VOLUNTEERS DEDICATED TO FREE GENEALOGY
Franklin County, Missouri
A Rebel Reconstructed – In Bergen, Mo., the other day, a returned rebel, but partially reconstructed, entered a saloon and ordered a Lieutenant to take his blouse off, as he did not like the blue coats. The officer refusing, the rebel fired upon him, and in three minutes was dangling from the limb of tree, past all hope of reconciliation.-
Source: Oregon State Journal, (Eugene City, OR), Saturday, October 21, 1865 Submitted by: Jim Dezotell
On Saturday, the 4th of May, at 9 o'clock in the evening, about fifty boatmen who had arrived that evening, at Franklin, (Missouri) in boats, to take supplies for the Council Bluffs, attacked the jail, and would probably have demolished it soon but for the interposition of the inhabitants. Seventeen of the gang were immediately taken and confined in the jail, the others dispersed & could not be found. They were kept there until morning, and then liberated on the payment of a fine. No person was confined in the jail at the time, and it appears to have been a mere act of wantonness. - N.Y. paperSource: Gettysburg Compiler, (Gettysburg, Pennsylvania), July 22, 1822, page 3, submitted by Nancy Piper, 2007

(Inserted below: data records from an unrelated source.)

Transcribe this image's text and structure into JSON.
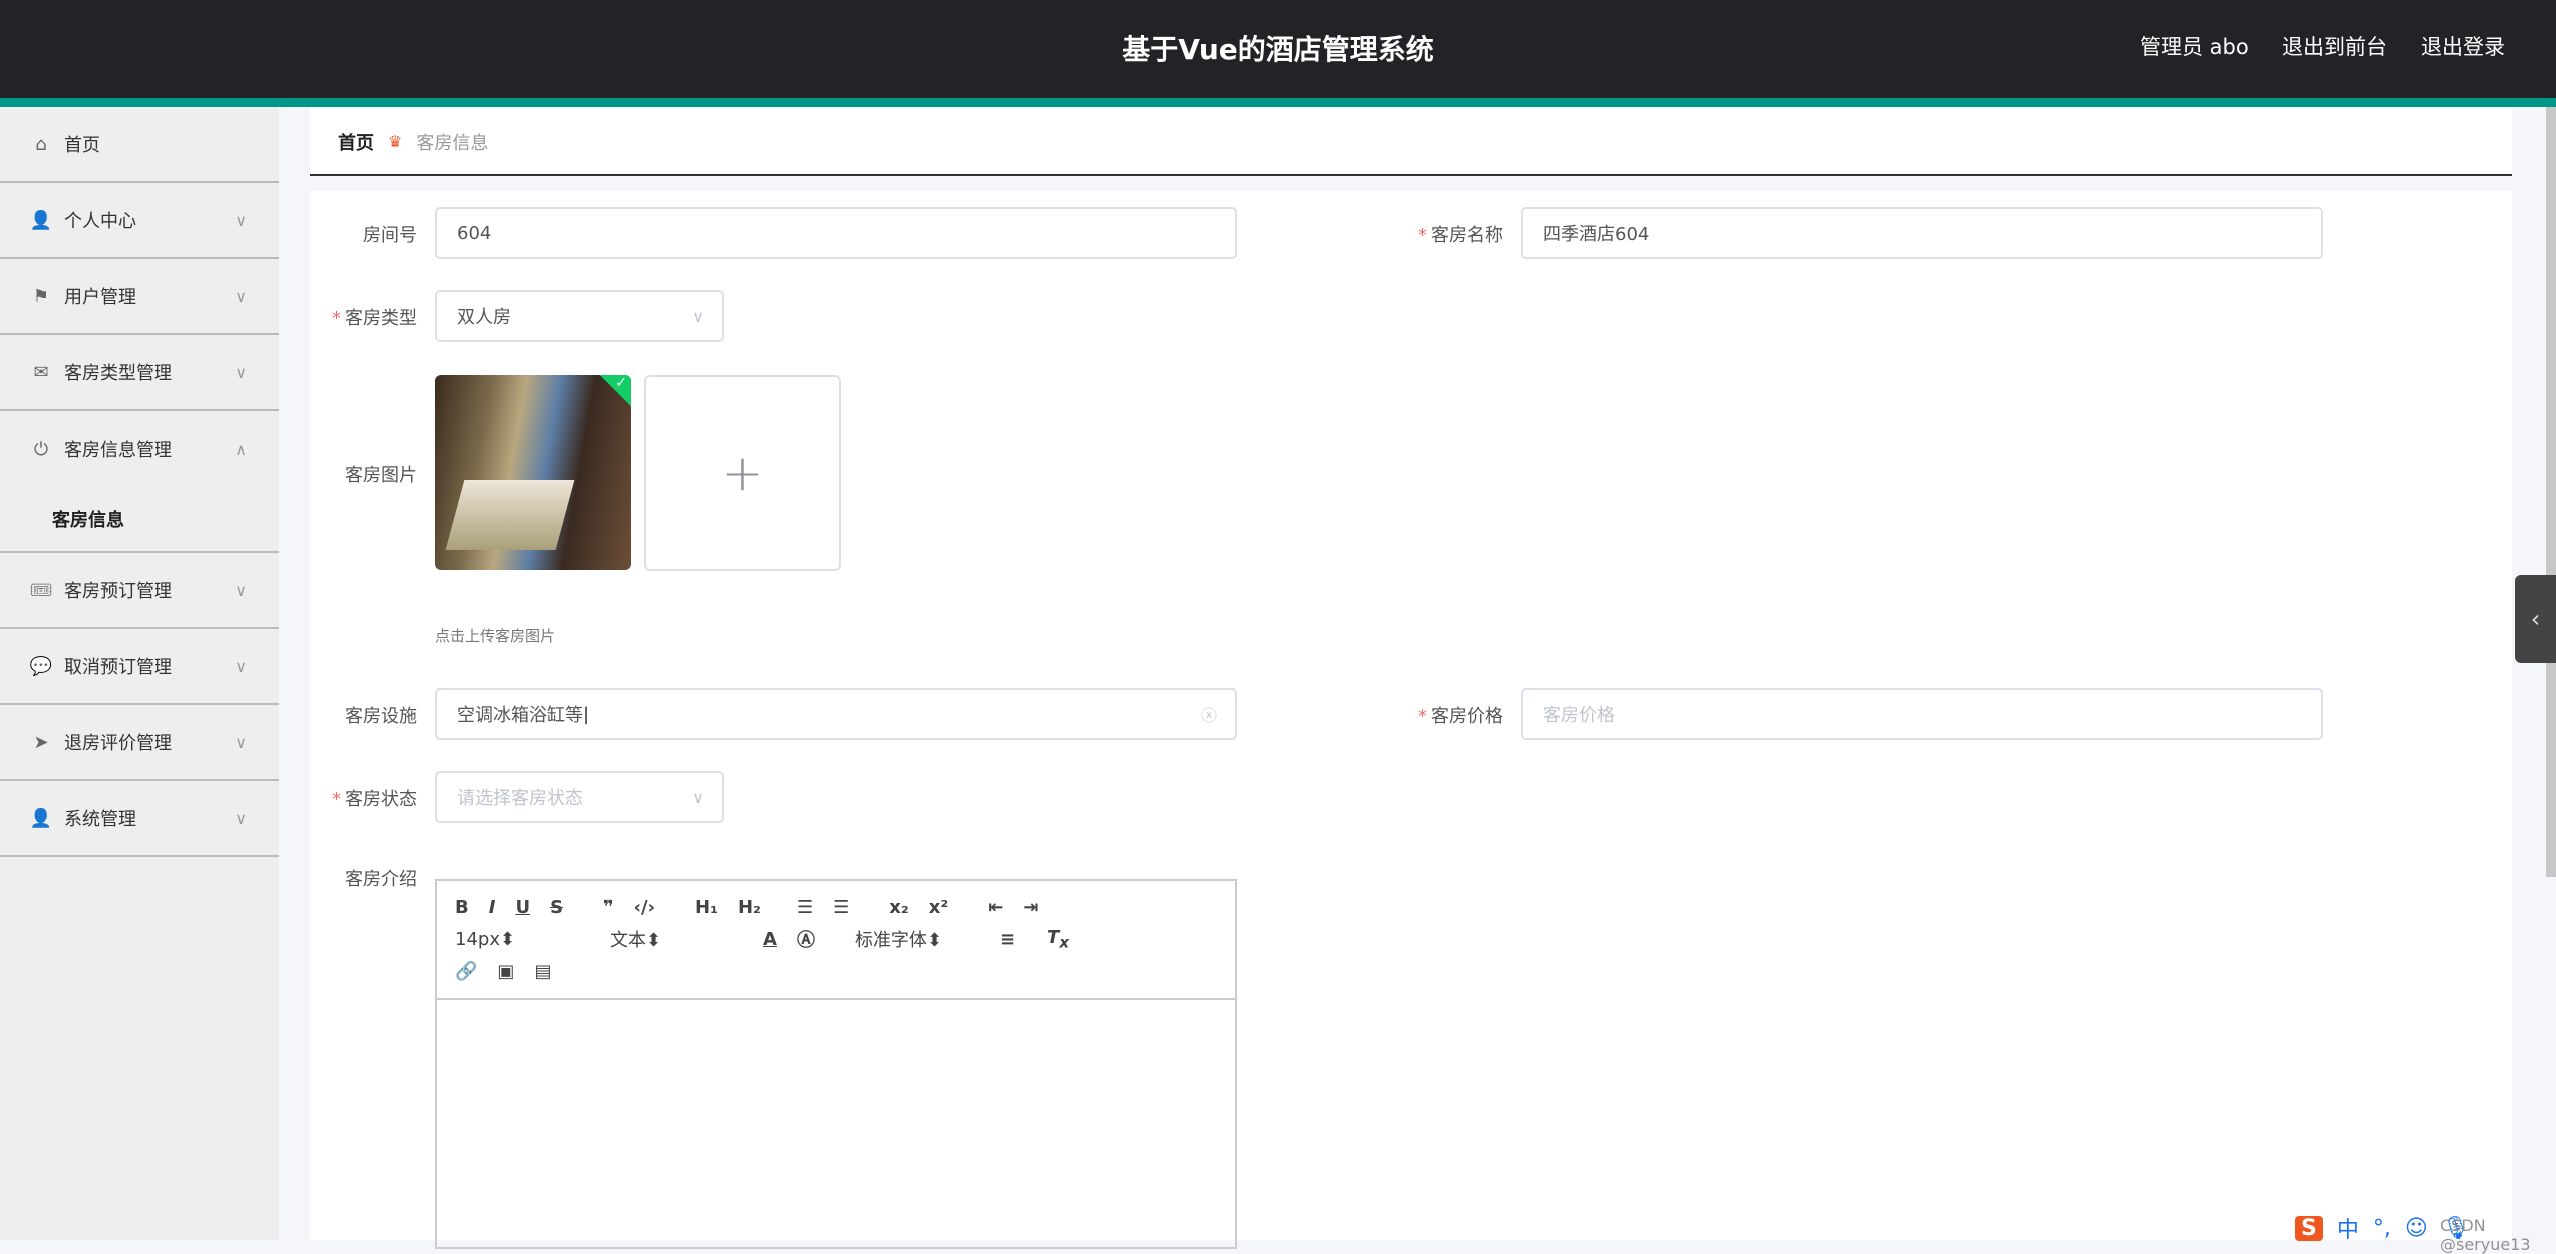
{
  "header": {
    "title": "基于Vue的酒店管理系统",
    "user": "管理员 abo",
    "front": "退出到前台",
    "logout": "退出登录"
  },
  "sidebar": {
    "items": [
      {
        "label": "首页",
        "icon": "⌂"
      },
      {
        "label": "个人中心",
        "icon": "👤"
      },
      {
        "label": "用户管理",
        "icon": "⚑"
      },
      {
        "label": "客房类型管理",
        "icon": "✉"
      },
      {
        "label": "客房信息管理",
        "icon": "⏻"
      },
      {
        "label": "客房预订管理",
        "icon": "🎟"
      },
      {
        "label": "取消预订管理",
        "icon": "💬"
      },
      {
        "label": "退房评价管理",
        "icon": "➤"
      },
      {
        "label": "系统管理",
        "icon": "👤"
      }
    ],
    "sub": "客房信息"
  },
  "breadcrumb": {
    "home": "首页",
    "current": "客房信息"
  },
  "form": {
    "room_no_label": "房间号",
    "room_no": "604",
    "room_name_label": "客房名称",
    "room_name": "四季酒店604",
    "type_label": "客房类型",
    "type": "双人房",
    "image_label": "客房图片",
    "upload_tip": "点击上传客房图片",
    "facility_label": "客房设施",
    "facility": "空调冰箱浴缸等",
    "price_label": "客房价格",
    "price_placeholder": "客房价格",
    "status_label": "客房状态",
    "status_placeholder": "请选择客房状态",
    "intro_label": "客房介绍"
  },
  "editor": {
    "size": "14px",
    "header": "文本",
    "font": "标准字体"
  },
  "watermark": "CSDN @seryue13",
  "ime": {
    "lang": "中"
  }
}
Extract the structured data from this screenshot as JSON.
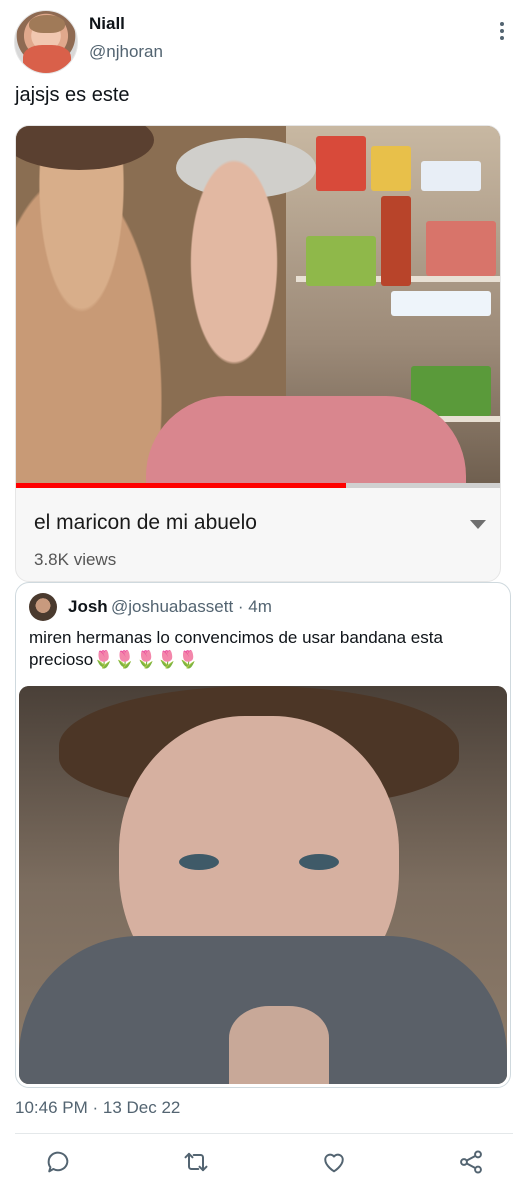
{
  "author": {
    "name": "Niall",
    "handle": "@njhoran"
  },
  "tweet": {
    "text": "jajsjs es este"
  },
  "video_card": {
    "title": "el maricon de mi abuelo",
    "views": "3.8K views",
    "progress": 0.68
  },
  "quoted_tweet": {
    "name": "Josh",
    "handle_time": "@joshuabassett · 4m",
    "text": "miren hermanas lo convencimos de usar bandana esta precioso🌷🌷🌷🌷🌷"
  },
  "timestamp": "10:46 PM · 13 Dec 22",
  "icons": [
    "more-vertical-icon",
    "reply-icon",
    "retweet-icon",
    "like-icon",
    "share-icon"
  ],
  "colors": {
    "handle_gray": "#536471",
    "progress_red": "#ff0000"
  }
}
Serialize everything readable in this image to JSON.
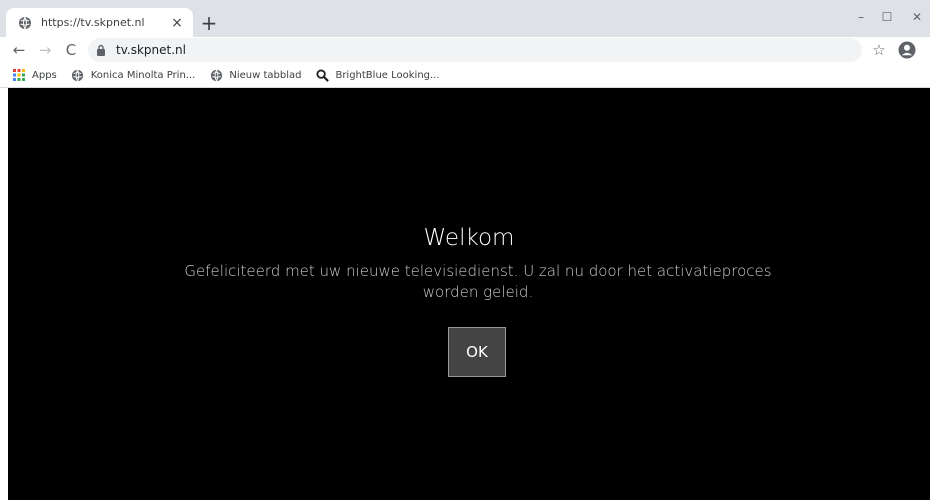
{
  "browser": {
    "tab": {
      "title": "https://tv.skpnet.nl",
      "close_glyph": "×",
      "favicon": "globe-icon"
    },
    "new_tab_glyph": "+",
    "window_controls": {
      "minimize": "–",
      "maximize": "☐",
      "close": "✕"
    },
    "nav": {
      "back": "←",
      "forward": "→",
      "reload": "C"
    },
    "address": {
      "url": "tv.skpnet.nl",
      "icon": "lock-icon"
    },
    "star_glyph": "☆",
    "bookmarks": [
      {
        "label": "Apps",
        "icon": "apps-grid-icon"
      },
      {
        "label": "Konica Minolta Prin...",
        "icon": "globe-icon"
      },
      {
        "label": "Nieuw tabblad",
        "icon": "globe-icon"
      },
      {
        "label": "BrightBlue Looking...",
        "icon": "search-icon"
      }
    ]
  },
  "dialog": {
    "title": "Welkom",
    "message": "Gefeliciteerd met uw nieuwe televisiedienst. U zal nu door het activatieproces worden geleid.",
    "ok_label": "OK"
  },
  "colors": {
    "page_background": "#000000",
    "tabstrip": "#dee1e6",
    "apps_colors": [
      "#ea4335",
      "#fbbc05",
      "#34a853",
      "#4285f4"
    ]
  }
}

Another shooting affray occurred at Moselle on Tuesday morning, the 1st inst., which promises to be a first class murder. The victim, Levi L. Dunlap, was not dead at last accounts, but it is regarded as impossible for him to recover. He was at one time in good circumstances, but by a long course of drnkenness, squandered his property and destroyed his once b rilliant intellect, so that not long ago our county court pronounced him insane. It is said that he threatened to shoot Charles Goodrich for estranging the affections of his wife. These threats were regarded as perfectly harmless by nearly every body, but they seem to have unduly disturbed Goodrich, and on Tuesday morning, as Dunlap entered Strattons saloon, Goodrich attacked him and shot him in the shoulder as he ran around the saloon, then turning and passing around in the opposite direction, shot him in the face as he approached, which felled him, and then beat him over the head with the pistol. He went to squire Clark and gave himself up, saying he had shot Dunlap and intended to do so. It is said he fired four times. John T. Crowe went down and placed him under guard, to await the action of the Justice in binding him over. J.W. Booth prosecuting attorney also went down to vindicate the honor and dignity of the State.
Source: Franklin County Record, Union, MO., Sept. 3, 1874
Dunlap, who was shot by Goodrich, at Moselle, on the 1st inst., is not dead yet. After being shot, and having his nose broken, an eye knocked out, his skull broken, and his head bruised, to the surprise of everybody, is getting better, and hopes are entertained of his final recovery.
Source: Franklin Record, Union Mo., Sept. 10, 1874
WORKED BY A NEW FRIEND.
Emil Schuessler, a German from Day Branch. Franklin county. Missouri, called at police headquarters yesterday and reported he had been confidenced out of $70 and some notes by Charles Shultz. Schnossler said he was a farmer and that Shultz came to his house one day and begged for work, which he gave him. Shultz finally persuaded him to sell his farm and they both went to St. Louis to look after some business and then started for Kansas City. When near this city Shultz persuaded him to allow him to carry the money, which he rather reluctantly did. In a short time he missed his friend and money and learned he had stopped at a small station a few miles out of the city. The police did not give him much hope of recovering his property.
Source: Date: 1887-01-18; Paper: Kansas City Times - submitted by Barb Z. - 2009